Representatives of Encana were able to see firsthand the impact the Royal Tyrrell Museum’s Science Camps are making on the young participants last Wednesday.
Encana has been a sponsor of the Encana Badlands Science Camps for the last four years. The camp offers young people, ages 9-15, a unique experience of learning about the natural history of the area, and of course dinosaurs. On July 7, a group from Encana toured the camp and participated in activities including fossil hunting. Councillors and campers directed the guests in what to look for when prospecting for fossils.
The guests also toured the Tyrrell’s 25th anniversary exhibition.
“We are appreciative of the sponsorship, and we want to show our gratitude,” said Jason Martin director of operations and finance for the Royal Tyrrell Museum, who invited Encana out for a day of fun and learning in the Badlands. “The camp touches people from all over.”
In fact, he said this year they have registrations from as far as Australia and the United Kingdom as well as the US and strong representation from points across Canada. For the last three years the demand continues to grow, even as the Museum increases capacity.
Tyler Eddy founded the camps in the vacuum left when Dinosaur Country Science Camps, operated by Robin Digby, ended. Today, Morgan Syvertsen coordinates the program.
The impact of the camp on young people’s lives is evident. Martin explains in the early years it was difficult to staff councillors, and now they do not even have to post the positions. This is due to a contingent of former campers completing the program and enrolling in Leader in Training and Councillor in Training programs offered at the camp.

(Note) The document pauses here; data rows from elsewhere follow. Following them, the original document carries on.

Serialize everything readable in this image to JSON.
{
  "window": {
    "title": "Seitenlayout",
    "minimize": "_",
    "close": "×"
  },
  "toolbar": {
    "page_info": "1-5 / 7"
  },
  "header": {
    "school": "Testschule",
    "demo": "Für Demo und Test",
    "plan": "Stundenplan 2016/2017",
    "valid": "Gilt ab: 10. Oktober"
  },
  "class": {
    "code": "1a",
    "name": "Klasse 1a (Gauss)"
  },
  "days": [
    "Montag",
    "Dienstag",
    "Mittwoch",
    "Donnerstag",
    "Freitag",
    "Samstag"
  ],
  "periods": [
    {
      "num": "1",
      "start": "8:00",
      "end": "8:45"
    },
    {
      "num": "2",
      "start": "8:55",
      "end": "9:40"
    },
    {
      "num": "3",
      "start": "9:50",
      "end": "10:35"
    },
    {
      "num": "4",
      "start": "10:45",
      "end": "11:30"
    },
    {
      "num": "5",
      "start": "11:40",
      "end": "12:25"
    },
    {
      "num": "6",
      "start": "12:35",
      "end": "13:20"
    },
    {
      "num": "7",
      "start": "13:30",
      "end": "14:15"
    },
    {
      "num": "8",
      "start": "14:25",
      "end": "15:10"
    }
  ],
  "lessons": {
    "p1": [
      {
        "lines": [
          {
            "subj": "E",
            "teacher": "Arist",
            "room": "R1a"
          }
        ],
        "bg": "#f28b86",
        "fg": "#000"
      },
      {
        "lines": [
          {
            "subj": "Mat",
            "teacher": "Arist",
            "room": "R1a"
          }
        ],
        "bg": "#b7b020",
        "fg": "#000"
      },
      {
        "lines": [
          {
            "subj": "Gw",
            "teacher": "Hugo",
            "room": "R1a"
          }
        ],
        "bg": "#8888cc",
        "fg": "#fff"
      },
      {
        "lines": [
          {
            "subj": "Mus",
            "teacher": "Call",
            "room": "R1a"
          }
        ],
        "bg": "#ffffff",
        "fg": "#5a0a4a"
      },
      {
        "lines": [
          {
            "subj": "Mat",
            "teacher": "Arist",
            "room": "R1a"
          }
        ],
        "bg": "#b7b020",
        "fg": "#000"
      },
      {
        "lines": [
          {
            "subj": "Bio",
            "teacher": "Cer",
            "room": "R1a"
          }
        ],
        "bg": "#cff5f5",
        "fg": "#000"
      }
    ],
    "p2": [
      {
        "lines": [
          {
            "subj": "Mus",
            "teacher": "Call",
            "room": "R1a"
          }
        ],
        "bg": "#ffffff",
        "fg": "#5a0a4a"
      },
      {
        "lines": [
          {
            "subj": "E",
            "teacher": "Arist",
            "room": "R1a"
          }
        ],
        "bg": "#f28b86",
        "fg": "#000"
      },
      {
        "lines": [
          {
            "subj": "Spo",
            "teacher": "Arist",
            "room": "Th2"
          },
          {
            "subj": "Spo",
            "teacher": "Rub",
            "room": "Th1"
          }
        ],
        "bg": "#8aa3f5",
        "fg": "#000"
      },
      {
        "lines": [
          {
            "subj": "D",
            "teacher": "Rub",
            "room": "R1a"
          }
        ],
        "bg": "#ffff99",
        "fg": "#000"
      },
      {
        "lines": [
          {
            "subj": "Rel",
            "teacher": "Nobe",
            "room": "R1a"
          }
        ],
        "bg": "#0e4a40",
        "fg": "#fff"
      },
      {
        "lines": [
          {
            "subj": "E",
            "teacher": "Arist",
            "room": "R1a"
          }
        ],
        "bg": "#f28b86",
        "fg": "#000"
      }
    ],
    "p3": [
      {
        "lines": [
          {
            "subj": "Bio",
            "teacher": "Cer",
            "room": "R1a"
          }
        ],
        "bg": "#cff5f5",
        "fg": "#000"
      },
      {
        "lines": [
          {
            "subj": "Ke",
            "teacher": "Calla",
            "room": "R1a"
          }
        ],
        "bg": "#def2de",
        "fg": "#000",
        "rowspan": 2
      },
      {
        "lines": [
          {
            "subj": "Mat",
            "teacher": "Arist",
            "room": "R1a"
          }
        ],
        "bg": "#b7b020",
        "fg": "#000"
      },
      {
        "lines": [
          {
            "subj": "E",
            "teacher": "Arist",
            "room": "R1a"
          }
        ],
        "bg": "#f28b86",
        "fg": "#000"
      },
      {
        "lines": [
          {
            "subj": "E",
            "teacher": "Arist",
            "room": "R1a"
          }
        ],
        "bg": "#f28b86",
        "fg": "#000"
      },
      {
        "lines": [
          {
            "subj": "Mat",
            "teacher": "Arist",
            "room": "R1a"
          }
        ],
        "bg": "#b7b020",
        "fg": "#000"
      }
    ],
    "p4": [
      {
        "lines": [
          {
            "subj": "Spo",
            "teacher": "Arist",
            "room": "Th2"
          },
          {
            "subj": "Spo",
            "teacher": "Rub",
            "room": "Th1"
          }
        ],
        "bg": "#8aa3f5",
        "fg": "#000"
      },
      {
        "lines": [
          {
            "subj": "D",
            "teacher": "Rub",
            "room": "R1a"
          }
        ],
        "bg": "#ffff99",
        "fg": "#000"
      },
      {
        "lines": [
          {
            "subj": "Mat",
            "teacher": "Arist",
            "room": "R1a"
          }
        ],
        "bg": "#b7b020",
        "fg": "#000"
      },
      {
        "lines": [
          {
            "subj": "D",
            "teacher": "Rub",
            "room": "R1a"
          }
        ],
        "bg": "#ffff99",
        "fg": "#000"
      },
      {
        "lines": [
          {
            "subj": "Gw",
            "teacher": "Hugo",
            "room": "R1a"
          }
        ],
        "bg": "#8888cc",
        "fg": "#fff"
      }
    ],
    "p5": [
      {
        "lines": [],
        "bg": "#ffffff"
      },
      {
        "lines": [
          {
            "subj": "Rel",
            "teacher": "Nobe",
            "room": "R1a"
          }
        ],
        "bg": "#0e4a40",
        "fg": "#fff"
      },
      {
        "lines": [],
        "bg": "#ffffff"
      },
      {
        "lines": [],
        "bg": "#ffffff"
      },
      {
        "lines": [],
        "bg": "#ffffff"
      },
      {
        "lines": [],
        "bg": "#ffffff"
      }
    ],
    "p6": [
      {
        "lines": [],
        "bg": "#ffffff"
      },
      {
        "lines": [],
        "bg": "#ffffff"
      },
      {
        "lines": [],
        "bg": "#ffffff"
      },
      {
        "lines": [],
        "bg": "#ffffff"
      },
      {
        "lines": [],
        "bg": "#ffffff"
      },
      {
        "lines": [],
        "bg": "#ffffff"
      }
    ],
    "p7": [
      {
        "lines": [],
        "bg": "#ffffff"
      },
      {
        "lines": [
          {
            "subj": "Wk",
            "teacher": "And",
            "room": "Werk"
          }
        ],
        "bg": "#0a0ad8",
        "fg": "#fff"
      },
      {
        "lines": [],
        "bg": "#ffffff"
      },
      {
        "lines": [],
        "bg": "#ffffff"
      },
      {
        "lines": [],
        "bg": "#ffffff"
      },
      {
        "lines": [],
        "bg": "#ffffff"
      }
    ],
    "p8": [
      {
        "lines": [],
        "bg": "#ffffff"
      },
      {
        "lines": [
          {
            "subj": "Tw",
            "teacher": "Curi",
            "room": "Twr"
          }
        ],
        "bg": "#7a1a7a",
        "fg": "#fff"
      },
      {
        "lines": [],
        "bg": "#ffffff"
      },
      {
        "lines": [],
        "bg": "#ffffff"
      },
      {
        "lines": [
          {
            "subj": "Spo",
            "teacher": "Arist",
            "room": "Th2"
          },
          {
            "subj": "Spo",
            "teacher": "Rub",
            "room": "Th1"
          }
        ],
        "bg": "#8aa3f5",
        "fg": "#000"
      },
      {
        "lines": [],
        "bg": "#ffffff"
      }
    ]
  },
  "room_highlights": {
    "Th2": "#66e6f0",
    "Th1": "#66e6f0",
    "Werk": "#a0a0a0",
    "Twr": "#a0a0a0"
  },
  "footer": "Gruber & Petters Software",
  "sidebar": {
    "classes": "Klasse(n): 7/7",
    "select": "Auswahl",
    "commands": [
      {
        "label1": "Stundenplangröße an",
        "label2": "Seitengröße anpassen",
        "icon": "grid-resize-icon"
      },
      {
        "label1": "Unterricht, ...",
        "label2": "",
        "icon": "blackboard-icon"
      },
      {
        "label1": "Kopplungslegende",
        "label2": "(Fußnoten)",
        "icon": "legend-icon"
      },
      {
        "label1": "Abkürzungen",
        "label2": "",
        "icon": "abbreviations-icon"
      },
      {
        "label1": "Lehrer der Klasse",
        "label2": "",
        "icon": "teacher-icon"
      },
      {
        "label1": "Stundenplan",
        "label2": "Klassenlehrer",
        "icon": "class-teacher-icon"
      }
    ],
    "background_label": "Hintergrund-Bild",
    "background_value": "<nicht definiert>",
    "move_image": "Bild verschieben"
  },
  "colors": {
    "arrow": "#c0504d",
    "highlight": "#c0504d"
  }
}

One of the councillors on site this day, Greg Funston, started as a camper and is now a councillor. He is also studying Palaeontology at the University of Alberta.